[Excerpts from an interface dataset]
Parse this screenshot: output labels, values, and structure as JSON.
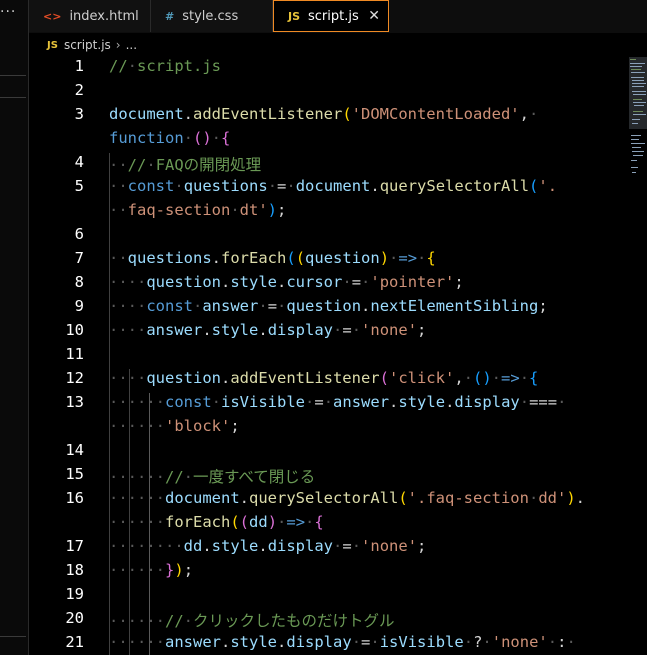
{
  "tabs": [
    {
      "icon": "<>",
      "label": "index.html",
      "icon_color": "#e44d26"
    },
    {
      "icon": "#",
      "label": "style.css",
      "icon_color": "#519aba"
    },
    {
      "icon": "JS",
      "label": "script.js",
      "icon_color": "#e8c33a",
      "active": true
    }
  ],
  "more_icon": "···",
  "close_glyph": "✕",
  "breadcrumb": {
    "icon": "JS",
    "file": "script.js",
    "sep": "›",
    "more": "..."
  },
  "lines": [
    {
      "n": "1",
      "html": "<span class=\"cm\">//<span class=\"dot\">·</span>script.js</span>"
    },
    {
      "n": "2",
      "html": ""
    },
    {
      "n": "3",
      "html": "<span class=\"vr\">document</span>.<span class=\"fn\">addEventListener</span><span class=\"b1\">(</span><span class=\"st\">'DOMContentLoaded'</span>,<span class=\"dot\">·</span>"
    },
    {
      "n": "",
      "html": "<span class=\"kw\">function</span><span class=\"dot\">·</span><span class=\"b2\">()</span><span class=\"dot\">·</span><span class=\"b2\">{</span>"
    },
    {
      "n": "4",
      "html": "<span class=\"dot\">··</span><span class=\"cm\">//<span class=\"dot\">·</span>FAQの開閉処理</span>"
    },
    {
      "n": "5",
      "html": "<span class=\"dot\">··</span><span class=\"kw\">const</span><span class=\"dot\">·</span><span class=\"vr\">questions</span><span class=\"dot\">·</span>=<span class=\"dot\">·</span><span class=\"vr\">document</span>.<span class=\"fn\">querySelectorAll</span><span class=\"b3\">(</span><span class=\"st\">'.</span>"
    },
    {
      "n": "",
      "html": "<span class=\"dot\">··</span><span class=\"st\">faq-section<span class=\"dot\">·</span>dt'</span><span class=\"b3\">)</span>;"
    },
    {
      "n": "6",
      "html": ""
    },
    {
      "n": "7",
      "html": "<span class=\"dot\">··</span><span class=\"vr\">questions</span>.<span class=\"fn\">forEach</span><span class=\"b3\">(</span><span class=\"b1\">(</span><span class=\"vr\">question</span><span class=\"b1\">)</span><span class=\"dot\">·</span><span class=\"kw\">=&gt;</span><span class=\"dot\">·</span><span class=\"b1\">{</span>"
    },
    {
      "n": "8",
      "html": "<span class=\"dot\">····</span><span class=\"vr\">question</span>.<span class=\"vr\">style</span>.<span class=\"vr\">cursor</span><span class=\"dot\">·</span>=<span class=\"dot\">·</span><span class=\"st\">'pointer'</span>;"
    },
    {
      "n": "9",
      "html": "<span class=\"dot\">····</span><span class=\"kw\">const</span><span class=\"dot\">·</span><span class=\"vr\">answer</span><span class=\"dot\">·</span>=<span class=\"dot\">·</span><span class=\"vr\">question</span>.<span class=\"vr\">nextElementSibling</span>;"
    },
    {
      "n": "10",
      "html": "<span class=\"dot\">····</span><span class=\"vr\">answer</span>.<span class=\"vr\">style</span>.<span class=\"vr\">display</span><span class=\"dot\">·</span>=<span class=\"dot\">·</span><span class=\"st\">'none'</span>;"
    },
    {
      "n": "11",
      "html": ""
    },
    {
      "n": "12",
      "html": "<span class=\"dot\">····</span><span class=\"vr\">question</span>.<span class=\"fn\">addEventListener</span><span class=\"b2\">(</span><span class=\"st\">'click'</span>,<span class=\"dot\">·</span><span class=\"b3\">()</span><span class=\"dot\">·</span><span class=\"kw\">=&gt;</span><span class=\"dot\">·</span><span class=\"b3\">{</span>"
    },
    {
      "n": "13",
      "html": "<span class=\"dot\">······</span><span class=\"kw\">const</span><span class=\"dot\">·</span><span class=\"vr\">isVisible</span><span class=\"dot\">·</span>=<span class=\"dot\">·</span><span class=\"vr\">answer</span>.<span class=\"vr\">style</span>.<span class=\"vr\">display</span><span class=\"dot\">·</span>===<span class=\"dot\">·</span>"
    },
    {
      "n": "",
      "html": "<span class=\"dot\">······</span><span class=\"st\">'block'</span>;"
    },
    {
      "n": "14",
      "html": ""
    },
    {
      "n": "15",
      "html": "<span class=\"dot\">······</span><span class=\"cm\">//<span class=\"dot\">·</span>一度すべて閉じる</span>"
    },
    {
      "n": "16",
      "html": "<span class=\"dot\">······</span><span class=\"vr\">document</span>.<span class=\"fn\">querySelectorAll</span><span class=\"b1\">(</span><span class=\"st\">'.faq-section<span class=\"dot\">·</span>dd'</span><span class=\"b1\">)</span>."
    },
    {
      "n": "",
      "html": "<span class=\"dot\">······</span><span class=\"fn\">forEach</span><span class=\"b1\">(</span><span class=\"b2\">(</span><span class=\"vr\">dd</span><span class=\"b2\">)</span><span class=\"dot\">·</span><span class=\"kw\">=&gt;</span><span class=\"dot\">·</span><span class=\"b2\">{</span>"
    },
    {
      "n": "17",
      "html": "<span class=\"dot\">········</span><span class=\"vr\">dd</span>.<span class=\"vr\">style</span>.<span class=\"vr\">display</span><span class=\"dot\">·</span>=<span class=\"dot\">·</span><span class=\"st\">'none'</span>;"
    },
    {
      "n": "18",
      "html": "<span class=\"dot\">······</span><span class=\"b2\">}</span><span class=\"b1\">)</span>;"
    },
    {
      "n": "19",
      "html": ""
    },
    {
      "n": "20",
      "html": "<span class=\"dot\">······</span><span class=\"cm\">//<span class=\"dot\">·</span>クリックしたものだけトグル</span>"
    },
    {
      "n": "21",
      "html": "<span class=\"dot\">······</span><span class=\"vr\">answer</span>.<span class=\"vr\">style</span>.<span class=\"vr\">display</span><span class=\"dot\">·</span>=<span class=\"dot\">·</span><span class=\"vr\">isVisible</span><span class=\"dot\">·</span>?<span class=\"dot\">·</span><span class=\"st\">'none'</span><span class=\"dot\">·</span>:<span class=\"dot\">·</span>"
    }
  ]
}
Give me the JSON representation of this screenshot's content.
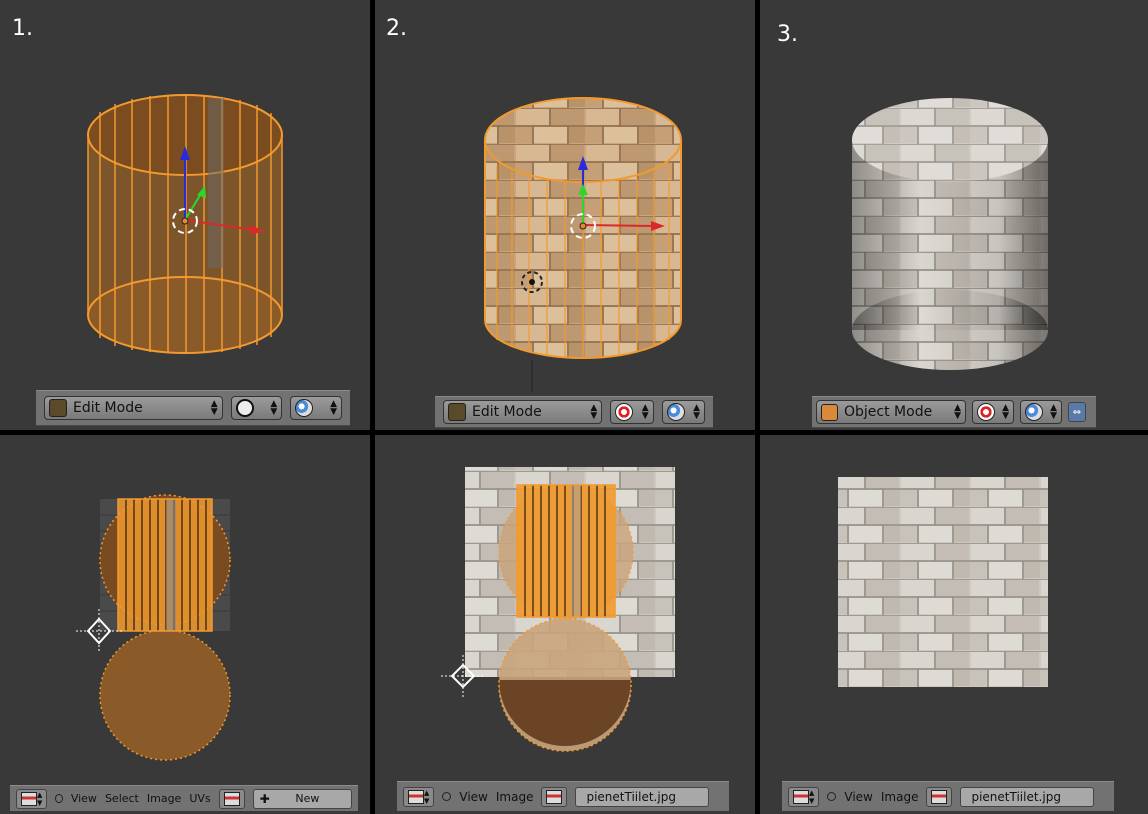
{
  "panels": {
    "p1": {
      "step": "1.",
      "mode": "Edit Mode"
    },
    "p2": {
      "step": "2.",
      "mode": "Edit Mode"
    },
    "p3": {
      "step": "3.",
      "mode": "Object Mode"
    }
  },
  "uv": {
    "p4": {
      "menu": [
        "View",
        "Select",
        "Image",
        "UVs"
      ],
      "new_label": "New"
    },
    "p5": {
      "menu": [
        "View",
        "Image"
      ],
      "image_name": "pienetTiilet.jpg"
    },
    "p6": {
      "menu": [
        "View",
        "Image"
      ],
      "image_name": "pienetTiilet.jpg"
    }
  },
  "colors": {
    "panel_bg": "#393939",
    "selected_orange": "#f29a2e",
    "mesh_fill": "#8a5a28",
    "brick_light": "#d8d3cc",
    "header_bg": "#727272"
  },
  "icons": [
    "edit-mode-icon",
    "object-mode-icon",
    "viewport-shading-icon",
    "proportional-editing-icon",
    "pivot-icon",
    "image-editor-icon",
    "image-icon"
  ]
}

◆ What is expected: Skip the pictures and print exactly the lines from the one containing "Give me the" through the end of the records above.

◆ Exercise result:
Give me the JSON representation of this screenshot's content.
{
  "panels": {
    "p1": {
      "step": "1.",
      "mode": "Edit Mode"
    },
    "p2": {
      "step": "2.",
      "mode": "Edit Mode"
    },
    "p3": {
      "step": "3.",
      "mode": "Object Mode"
    }
  },
  "uv": {
    "p4": {
      "menu": [
        "View",
        "Select",
        "Image",
        "UVs"
      ],
      "new_label": "New"
    },
    "p5": {
      "menu": [
        "View",
        "Image"
      ],
      "image_name": "pienetTiilet.jpg"
    },
    "p6": {
      "menu": [
        "View",
        "Image"
      ],
      "image_name": "pienetTiilet.jpg"
    }
  },
  "colors": {
    "panel_bg": "#393939",
    "selected_orange": "#f29a2e",
    "mesh_fill": "#8a5a28",
    "brick_light": "#d8d3cc",
    "header_bg": "#727272"
  },
  "icons": [
    "edit-mode-icon",
    "object-mode-icon",
    "viewport-shading-icon",
    "proportional-editing-icon",
    "pivot-icon",
    "image-editor-icon",
    "image-icon"
  ]
}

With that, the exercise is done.